__Exercise description__.
Those lines of the records that contain "icon" are to be located and copied.
>>>
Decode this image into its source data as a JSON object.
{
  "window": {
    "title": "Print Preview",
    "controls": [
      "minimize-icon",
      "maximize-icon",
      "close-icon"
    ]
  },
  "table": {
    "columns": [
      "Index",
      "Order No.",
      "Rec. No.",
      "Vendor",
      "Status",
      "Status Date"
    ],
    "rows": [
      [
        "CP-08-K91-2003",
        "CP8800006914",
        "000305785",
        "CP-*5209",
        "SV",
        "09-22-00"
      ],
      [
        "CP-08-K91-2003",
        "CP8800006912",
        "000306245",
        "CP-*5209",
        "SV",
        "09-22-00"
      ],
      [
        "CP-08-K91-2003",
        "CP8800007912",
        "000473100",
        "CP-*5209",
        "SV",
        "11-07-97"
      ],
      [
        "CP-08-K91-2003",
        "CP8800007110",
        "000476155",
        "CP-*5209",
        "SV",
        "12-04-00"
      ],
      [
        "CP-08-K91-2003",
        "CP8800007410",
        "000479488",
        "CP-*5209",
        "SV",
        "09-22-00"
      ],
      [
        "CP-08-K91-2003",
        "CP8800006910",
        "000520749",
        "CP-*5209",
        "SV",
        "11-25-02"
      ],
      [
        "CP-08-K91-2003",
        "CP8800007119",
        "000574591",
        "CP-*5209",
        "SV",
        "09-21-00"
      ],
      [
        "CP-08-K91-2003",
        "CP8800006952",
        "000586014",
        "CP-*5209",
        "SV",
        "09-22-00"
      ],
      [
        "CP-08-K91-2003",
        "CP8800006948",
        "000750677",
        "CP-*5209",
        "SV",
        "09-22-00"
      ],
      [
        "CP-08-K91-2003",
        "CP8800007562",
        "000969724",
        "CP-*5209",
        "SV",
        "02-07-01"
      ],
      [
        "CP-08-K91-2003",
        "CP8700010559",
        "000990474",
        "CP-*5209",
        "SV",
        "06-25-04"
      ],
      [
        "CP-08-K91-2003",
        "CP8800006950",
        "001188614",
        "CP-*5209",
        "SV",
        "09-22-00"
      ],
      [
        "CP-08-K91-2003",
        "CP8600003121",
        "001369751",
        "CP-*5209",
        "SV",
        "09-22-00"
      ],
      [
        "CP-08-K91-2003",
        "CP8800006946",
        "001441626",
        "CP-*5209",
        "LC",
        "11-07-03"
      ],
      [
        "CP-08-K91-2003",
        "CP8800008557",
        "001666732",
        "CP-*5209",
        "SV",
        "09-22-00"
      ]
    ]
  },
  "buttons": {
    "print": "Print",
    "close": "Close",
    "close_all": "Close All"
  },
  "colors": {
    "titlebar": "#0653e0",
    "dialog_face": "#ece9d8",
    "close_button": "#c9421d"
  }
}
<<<
__Result of this task__.
      "minimize-icon",
      "maximize-icon",
      "close-icon"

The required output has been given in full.